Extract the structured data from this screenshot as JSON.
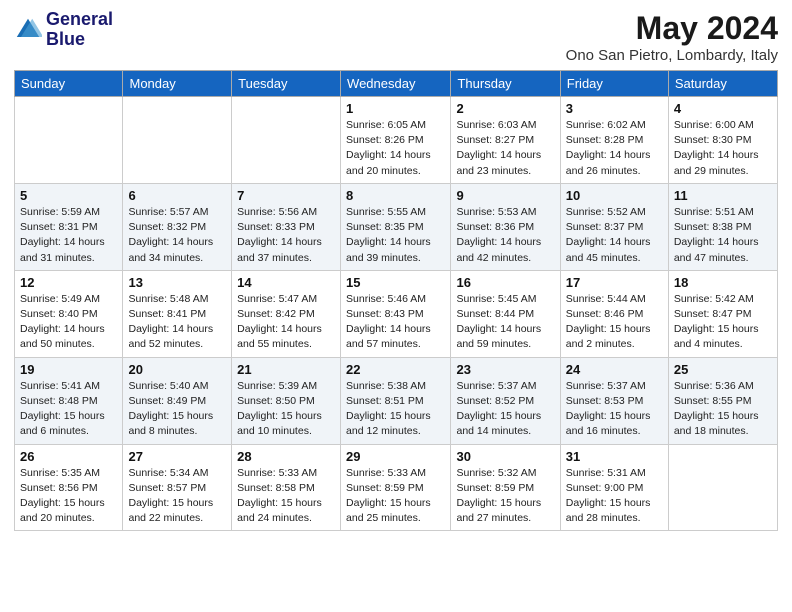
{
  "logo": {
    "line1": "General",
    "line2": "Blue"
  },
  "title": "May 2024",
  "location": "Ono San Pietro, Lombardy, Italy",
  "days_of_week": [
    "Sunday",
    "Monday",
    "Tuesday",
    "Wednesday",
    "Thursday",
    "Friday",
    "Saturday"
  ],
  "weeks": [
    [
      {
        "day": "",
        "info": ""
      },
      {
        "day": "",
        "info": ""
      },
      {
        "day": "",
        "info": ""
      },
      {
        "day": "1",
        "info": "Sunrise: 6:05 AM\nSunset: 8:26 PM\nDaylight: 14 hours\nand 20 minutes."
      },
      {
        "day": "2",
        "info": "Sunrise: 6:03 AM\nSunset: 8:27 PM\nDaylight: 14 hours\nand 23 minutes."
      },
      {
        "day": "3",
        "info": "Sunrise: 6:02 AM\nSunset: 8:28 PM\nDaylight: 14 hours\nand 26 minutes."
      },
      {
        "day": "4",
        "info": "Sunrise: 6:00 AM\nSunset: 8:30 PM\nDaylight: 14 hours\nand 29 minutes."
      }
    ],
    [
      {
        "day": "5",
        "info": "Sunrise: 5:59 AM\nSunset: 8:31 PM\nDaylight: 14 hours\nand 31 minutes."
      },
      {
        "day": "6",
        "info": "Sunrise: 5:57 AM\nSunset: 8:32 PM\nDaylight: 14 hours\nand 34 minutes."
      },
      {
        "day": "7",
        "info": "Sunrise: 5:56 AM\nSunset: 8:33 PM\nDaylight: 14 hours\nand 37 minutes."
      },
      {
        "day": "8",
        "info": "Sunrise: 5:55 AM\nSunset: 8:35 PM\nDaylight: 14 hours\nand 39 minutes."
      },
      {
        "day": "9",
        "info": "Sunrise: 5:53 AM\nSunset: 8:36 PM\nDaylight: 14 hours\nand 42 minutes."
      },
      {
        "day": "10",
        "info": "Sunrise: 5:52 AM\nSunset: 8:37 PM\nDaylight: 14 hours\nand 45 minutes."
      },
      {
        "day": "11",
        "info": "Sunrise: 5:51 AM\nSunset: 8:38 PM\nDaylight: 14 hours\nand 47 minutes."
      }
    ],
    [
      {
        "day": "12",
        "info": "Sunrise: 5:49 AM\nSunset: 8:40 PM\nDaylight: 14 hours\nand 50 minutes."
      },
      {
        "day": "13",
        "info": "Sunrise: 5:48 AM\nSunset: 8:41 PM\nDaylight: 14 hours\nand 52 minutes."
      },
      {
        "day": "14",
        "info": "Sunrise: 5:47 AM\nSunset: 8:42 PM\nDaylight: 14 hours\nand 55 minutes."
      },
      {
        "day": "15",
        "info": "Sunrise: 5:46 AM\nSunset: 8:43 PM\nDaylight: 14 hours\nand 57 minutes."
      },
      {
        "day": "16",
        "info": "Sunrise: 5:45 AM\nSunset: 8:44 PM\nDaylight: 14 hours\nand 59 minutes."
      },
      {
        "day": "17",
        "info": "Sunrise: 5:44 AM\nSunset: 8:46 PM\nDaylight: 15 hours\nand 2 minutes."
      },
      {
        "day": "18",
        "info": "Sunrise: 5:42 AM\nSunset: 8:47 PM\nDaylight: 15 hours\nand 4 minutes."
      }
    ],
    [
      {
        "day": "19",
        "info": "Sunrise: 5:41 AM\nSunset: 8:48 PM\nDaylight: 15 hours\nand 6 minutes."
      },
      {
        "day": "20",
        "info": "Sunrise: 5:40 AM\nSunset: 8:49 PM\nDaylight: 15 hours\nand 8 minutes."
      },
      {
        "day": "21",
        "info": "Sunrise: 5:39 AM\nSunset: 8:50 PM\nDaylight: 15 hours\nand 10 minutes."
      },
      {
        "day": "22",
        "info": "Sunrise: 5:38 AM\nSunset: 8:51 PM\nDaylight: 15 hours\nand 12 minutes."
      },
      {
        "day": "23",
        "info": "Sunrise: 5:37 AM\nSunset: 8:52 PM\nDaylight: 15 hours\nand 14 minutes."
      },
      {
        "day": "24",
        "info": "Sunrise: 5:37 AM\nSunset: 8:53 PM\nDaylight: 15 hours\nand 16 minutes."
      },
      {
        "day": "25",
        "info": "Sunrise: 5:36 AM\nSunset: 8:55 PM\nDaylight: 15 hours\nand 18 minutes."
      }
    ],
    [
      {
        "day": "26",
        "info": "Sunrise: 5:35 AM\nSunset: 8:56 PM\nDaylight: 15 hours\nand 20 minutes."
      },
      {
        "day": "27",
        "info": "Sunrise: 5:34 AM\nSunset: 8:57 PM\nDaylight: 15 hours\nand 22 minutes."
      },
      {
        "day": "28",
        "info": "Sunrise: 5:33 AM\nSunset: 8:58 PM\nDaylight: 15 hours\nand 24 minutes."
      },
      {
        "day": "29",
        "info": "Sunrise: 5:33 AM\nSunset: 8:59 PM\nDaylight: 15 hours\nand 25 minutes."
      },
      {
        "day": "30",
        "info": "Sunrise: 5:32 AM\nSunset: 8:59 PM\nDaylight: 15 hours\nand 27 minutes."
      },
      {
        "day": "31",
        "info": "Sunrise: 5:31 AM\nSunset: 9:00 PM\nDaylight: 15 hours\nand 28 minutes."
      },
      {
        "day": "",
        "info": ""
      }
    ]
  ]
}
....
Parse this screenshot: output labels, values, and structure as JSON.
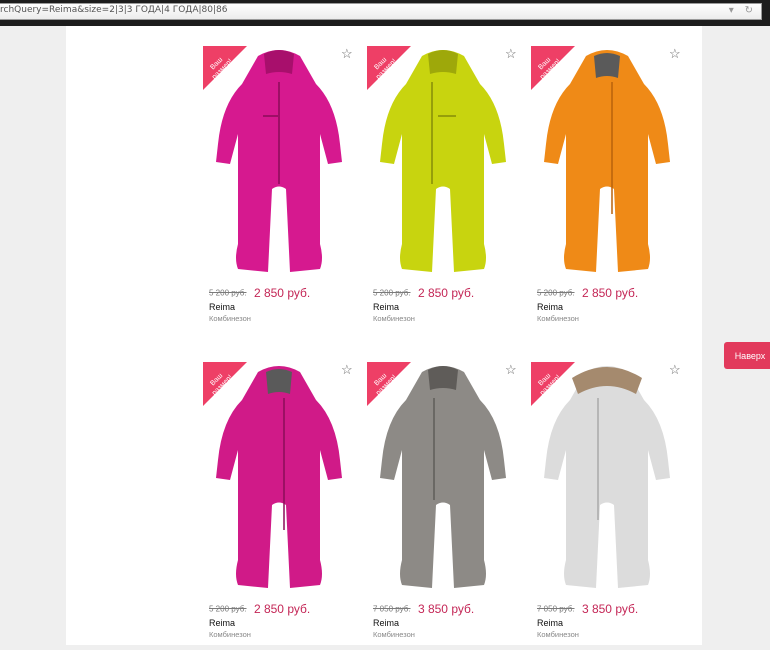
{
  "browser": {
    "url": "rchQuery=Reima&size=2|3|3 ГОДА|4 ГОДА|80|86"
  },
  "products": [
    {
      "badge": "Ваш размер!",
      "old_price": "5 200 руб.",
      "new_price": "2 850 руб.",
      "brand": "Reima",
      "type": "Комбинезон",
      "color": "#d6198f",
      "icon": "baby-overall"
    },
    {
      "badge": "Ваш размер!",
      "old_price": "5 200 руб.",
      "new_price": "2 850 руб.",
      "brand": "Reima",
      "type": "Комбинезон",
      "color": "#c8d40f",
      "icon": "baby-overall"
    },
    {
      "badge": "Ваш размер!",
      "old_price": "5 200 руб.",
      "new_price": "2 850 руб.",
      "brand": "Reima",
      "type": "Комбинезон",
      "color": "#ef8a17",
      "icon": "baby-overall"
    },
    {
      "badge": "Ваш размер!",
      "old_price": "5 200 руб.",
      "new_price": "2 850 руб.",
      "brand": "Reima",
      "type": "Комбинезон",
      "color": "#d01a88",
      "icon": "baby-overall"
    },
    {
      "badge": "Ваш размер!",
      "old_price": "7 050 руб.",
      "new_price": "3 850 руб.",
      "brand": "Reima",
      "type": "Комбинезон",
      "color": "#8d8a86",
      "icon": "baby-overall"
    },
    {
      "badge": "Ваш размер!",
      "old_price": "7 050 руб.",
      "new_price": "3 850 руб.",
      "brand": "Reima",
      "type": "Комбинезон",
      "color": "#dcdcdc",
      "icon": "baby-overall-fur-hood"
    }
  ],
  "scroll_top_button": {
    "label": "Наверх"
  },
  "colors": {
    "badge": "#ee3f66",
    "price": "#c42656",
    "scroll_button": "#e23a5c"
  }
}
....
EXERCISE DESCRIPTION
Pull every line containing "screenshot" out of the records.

EXERCISE SOLUTION
Extract the structured data from this screenshot as JSON.
Parse this screenshot: output labels, values, and structure as JSON.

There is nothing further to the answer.